Today’s writing prompt from WordPress resonated with me. “Calling.” What does that mean?
A calling is a tricky thing. It means, in its most religious sense, what God has meant for you to do. It’s the answer to the question “Why are you here?”
Attempting to divine God’s will or plans is a sure way to either 1) prove your own hubris or 2) wind up in a lot of trouble. Countless people claim to know what God wants for themselves or others, usually making it clear they’re really out for their own self-interest. Or that they’re nuts. It’s a toss up. Best case scenario, you drive yourself nuts trying to figure out if something is what He intends.
So do I have a calling to write? Is that why I’m here? Are there issues with using that term? Some would apply the word only to those who have been called to the priesthood. Anything outside of that is a vocation we choose. That’s fine.
I’ve always felt moved to write, even at a young age. Even when I didn’t know “writing” could be a career choice. The impulse has often driven me. When I wasn’t writing it was scratching around the back of my brain, waiting to get out like a caged animal.
Maybe writing isn’t a calling. Maybe nothing is. If you want to take issue with that, it’s up to you. Even if we don’t want to use that word, the spirit of what it means still keeps me moving forward. That spirit was encapsulated in a common saying, one that I saw regularly on a framed needlepoint on the wall of the stairs leading to the basement of my grandparents’ house. My grandmother had made it herself. She wasn’t an overly-religious person, but knew this still applied.

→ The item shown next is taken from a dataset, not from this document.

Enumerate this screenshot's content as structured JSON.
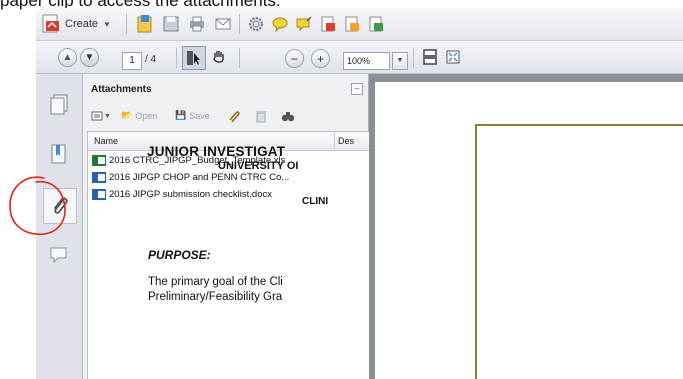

Your talent is God’s gift to you. What you do with it is your gift back to God.
Same basic concept.
Chris Thilk is a freelance writer and content strategist who lives in the Chicago suburbs.